#### [WHAT YOU WILL DO]
A single figure is required: the number of lines below in which the word "JSON" occurs.

+===+

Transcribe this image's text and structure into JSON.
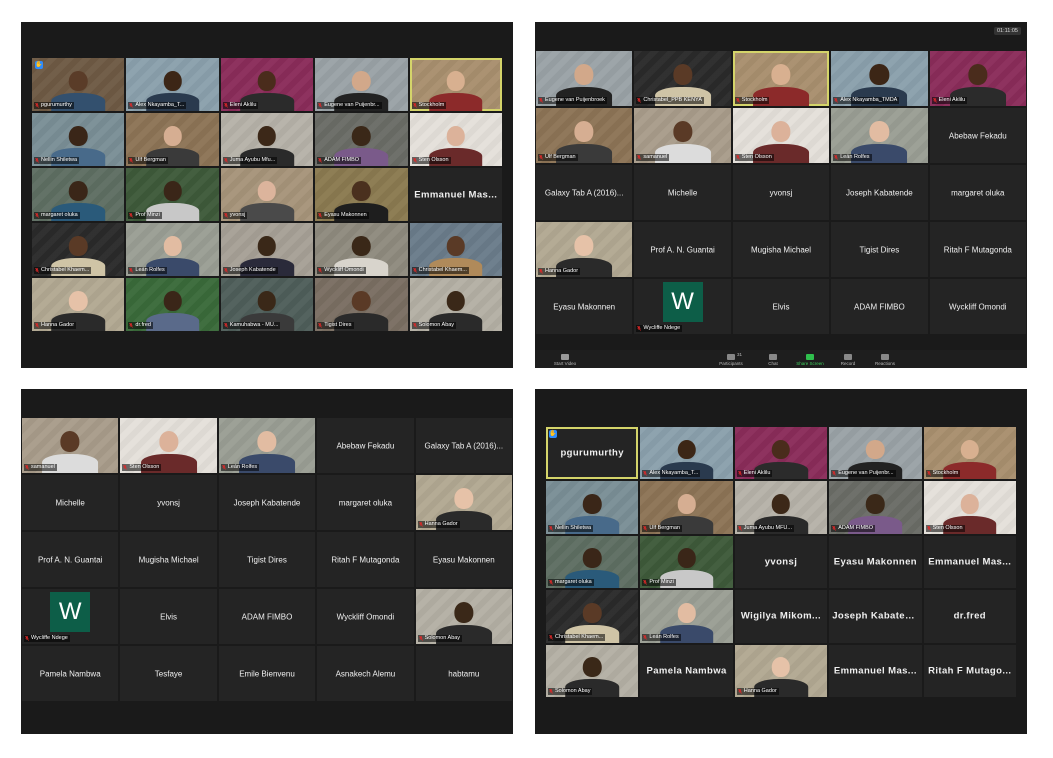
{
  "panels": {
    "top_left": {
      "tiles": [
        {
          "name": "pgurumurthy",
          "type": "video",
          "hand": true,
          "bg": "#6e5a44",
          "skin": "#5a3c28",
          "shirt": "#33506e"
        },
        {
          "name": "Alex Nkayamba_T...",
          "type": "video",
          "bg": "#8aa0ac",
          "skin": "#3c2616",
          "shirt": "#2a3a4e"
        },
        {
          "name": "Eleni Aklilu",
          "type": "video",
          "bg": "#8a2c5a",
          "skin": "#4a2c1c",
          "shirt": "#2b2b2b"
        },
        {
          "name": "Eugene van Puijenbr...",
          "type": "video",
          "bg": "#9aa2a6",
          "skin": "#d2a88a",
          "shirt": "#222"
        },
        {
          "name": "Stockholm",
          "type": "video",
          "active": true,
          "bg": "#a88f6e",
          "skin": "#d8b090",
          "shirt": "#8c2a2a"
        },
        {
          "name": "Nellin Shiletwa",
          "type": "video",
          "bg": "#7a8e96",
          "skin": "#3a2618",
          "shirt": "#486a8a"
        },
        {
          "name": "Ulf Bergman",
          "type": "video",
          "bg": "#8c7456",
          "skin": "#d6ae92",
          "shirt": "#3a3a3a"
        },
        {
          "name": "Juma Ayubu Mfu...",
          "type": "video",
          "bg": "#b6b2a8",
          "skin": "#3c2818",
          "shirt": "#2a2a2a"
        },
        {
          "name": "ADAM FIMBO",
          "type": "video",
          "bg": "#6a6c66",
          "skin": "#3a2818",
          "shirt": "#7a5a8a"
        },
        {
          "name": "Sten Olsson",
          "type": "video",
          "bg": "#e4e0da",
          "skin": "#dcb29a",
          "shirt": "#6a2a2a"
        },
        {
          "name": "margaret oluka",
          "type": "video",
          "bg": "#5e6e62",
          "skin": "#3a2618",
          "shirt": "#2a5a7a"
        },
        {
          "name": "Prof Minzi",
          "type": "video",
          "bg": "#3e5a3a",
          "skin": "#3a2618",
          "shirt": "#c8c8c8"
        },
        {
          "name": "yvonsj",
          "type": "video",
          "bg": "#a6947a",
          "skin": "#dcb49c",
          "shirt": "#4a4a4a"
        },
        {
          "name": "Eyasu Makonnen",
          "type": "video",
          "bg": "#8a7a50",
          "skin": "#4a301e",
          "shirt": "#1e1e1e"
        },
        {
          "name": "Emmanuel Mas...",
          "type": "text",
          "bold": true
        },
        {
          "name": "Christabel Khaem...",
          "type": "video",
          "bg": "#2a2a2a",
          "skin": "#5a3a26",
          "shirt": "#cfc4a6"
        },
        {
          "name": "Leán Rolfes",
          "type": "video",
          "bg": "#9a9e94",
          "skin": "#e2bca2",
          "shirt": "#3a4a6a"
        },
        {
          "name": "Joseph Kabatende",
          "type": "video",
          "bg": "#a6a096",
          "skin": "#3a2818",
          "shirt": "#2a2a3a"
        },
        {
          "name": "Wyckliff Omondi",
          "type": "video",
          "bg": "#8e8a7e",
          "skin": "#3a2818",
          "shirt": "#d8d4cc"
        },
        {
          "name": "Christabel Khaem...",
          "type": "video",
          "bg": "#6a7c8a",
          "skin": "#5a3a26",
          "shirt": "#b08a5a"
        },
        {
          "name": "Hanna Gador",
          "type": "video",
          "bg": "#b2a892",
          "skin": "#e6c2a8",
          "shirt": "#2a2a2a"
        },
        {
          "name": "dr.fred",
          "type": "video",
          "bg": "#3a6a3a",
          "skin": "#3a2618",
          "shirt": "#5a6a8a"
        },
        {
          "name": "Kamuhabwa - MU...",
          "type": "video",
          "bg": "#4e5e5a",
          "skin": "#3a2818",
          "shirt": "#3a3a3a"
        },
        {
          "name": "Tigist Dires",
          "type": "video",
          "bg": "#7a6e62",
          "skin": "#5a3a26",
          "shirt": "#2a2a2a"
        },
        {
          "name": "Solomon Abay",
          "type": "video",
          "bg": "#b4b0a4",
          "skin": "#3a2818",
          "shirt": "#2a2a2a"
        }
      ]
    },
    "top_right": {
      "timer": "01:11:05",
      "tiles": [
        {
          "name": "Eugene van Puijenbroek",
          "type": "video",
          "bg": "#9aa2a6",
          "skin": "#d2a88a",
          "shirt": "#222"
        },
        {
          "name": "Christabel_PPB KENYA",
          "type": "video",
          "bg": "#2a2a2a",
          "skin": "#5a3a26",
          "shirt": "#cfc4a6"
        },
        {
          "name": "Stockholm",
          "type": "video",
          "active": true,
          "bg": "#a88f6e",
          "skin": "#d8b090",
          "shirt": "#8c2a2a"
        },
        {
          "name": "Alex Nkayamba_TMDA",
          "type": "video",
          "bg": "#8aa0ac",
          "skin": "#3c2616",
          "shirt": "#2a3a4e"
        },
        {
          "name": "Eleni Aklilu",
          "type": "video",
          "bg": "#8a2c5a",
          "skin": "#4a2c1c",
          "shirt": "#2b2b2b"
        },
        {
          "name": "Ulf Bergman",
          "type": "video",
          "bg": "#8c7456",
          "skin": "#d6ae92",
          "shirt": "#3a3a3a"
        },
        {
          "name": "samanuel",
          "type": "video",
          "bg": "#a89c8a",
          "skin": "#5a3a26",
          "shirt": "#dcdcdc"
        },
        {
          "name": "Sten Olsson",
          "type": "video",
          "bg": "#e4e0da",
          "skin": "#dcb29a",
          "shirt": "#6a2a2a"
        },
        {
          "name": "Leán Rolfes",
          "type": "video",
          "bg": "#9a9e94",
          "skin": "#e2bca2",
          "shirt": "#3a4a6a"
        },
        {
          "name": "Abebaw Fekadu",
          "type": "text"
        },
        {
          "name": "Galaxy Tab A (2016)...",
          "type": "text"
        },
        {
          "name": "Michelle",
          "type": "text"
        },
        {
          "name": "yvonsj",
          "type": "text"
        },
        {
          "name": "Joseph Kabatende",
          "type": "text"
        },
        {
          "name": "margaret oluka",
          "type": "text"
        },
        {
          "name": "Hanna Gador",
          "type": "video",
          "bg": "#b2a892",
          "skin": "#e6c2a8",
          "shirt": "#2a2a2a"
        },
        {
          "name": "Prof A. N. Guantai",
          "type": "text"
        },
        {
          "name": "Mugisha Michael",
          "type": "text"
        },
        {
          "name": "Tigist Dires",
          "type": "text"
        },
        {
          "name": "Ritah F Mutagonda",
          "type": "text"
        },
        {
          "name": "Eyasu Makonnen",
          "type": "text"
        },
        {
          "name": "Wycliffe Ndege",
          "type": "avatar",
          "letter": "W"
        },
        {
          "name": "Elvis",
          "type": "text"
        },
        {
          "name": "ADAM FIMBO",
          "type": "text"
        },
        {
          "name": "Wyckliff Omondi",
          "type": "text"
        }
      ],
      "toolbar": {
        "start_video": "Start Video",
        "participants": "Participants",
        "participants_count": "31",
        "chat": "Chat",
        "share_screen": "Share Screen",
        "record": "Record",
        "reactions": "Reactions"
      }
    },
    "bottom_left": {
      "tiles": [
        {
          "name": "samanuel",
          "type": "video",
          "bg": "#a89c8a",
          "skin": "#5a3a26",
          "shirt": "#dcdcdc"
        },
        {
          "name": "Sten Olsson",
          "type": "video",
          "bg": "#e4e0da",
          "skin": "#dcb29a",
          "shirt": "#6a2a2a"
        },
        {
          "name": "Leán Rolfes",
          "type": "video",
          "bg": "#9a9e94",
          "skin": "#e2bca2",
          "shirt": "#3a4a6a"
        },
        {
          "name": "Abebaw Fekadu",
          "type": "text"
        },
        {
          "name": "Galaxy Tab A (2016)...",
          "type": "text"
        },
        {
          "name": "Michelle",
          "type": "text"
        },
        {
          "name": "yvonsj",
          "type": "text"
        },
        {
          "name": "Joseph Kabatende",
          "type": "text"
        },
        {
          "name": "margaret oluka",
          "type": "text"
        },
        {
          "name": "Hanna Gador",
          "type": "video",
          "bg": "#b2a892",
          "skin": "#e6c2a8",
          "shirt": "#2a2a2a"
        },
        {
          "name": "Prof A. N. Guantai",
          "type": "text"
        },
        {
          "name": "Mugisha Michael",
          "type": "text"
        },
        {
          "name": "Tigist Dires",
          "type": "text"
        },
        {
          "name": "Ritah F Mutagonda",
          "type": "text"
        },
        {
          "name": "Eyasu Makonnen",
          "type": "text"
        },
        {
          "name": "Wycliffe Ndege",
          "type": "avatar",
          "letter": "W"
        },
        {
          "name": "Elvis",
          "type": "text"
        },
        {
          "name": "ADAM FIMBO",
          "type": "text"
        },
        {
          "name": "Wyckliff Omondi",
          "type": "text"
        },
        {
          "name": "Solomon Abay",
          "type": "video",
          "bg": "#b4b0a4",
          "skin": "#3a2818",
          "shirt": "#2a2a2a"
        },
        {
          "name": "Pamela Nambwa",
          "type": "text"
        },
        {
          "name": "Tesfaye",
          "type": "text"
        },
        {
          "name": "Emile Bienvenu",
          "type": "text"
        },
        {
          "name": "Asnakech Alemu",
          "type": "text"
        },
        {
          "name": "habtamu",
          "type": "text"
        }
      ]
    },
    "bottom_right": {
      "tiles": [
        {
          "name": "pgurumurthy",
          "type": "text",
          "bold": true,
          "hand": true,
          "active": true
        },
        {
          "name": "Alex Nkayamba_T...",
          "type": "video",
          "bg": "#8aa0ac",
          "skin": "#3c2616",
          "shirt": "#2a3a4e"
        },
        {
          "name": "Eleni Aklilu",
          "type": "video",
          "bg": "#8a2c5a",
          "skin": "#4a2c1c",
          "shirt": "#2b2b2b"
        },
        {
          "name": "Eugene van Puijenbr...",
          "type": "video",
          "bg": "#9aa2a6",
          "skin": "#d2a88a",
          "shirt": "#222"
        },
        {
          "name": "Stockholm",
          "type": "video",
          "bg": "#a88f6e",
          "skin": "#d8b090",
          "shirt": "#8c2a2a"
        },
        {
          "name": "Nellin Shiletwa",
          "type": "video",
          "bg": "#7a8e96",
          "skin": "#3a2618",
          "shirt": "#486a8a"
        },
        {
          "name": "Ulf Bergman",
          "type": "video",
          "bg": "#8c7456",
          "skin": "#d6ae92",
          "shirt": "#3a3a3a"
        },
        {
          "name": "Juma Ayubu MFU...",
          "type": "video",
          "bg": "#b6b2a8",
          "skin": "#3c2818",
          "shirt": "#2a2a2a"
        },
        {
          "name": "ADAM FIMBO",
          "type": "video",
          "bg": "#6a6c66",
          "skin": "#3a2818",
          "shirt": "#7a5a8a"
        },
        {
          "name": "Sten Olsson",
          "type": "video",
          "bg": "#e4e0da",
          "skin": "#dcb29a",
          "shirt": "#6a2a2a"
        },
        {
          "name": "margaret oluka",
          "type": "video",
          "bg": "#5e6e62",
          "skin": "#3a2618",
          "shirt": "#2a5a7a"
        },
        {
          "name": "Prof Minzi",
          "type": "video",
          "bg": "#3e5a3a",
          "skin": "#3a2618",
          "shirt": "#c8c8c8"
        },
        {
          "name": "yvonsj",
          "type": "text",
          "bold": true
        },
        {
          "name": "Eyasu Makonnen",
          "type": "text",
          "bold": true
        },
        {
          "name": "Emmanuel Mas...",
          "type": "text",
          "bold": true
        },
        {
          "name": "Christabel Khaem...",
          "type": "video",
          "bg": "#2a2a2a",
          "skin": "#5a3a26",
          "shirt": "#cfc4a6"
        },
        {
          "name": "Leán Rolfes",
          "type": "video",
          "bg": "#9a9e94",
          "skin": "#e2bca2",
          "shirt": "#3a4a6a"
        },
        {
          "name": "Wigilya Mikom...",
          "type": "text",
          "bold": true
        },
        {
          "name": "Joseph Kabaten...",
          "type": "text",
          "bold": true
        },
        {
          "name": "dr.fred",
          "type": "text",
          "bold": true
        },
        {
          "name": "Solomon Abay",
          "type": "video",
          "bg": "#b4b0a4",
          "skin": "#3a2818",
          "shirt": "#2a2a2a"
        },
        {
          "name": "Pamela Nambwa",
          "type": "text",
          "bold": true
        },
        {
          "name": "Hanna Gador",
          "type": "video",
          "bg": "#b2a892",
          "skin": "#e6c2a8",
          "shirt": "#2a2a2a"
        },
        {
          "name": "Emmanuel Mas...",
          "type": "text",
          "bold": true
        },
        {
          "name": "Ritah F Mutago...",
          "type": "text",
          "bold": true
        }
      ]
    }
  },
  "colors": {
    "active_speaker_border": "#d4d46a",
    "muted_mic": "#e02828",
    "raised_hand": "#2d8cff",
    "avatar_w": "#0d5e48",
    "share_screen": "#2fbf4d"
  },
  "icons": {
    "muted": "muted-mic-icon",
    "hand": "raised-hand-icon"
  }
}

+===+

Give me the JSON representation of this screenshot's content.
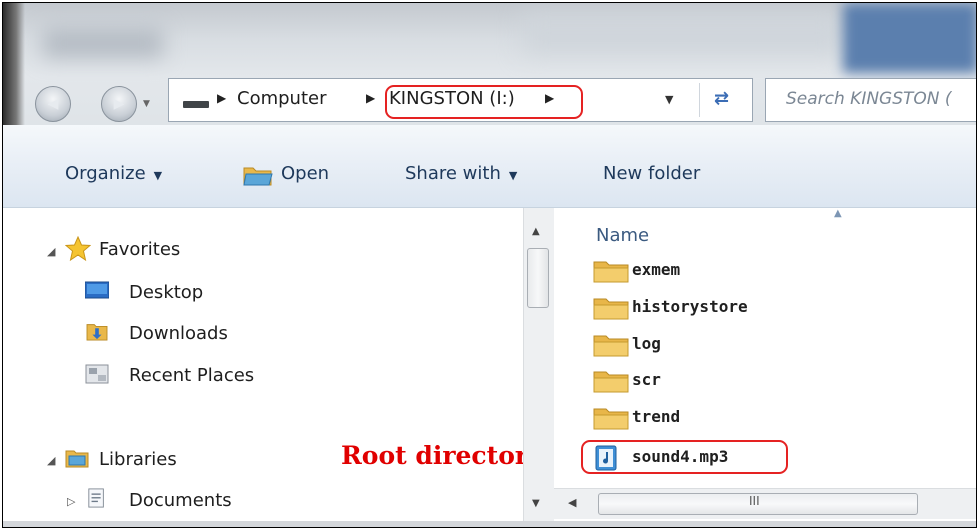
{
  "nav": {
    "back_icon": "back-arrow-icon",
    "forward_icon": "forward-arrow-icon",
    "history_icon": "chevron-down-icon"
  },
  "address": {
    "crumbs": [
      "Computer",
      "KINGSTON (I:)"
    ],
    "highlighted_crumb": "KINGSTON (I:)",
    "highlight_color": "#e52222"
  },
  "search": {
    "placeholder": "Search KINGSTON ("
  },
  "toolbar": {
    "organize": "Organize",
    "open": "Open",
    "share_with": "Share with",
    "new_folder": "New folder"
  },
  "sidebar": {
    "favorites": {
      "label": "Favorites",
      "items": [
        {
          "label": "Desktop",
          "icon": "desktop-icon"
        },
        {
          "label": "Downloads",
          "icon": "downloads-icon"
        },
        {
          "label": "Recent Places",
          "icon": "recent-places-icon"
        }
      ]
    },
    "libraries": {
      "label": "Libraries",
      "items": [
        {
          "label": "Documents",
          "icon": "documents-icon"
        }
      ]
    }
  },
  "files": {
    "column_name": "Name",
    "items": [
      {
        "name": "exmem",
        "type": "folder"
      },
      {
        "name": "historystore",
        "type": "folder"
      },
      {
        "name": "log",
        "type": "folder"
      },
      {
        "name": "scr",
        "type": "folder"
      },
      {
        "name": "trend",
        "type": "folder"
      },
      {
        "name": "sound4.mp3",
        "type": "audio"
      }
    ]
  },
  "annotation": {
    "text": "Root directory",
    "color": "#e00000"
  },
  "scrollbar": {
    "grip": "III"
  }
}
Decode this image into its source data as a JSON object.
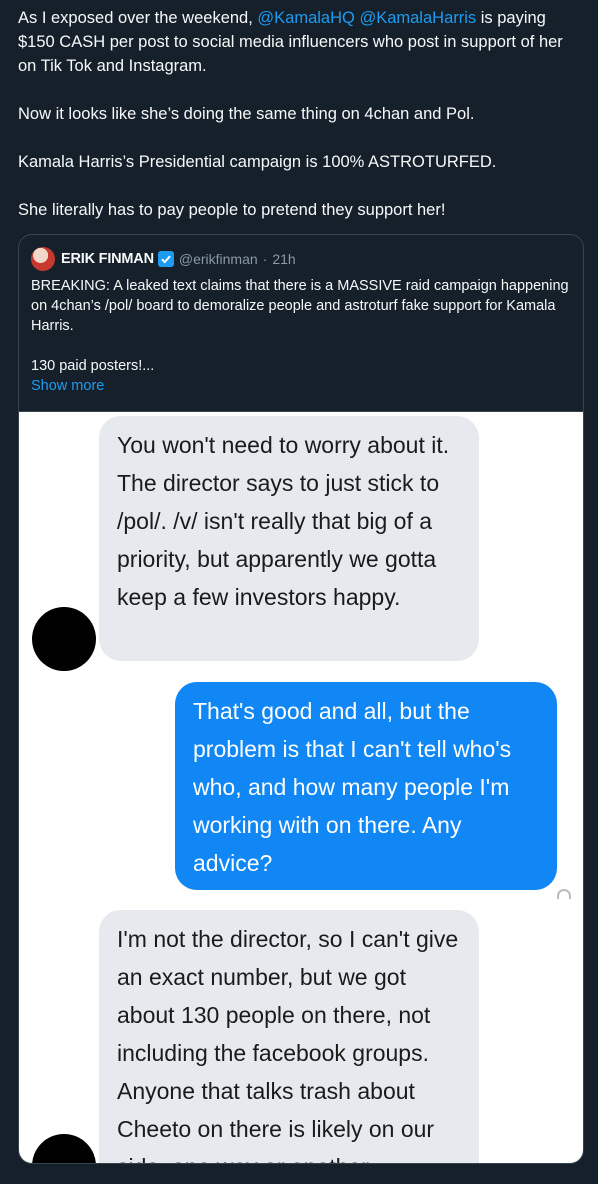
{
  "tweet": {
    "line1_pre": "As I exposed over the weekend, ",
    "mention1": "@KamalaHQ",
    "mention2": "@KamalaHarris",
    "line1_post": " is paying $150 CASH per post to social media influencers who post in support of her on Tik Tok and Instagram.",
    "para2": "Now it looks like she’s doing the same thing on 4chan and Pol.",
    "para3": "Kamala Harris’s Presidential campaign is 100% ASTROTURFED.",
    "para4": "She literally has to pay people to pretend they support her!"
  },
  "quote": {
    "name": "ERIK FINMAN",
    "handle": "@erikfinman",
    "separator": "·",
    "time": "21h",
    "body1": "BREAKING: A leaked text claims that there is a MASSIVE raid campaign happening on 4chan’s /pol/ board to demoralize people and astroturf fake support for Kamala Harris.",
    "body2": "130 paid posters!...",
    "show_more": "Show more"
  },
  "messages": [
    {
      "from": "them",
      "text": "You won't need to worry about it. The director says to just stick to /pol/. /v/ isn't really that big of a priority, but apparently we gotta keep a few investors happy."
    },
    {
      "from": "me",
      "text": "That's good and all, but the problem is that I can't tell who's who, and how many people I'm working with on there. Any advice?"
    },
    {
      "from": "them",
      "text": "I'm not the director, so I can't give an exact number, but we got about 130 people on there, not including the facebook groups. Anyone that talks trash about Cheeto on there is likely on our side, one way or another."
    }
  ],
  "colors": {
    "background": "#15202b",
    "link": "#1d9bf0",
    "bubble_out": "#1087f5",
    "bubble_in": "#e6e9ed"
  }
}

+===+

#### [EXERCISE OUTPUT]
3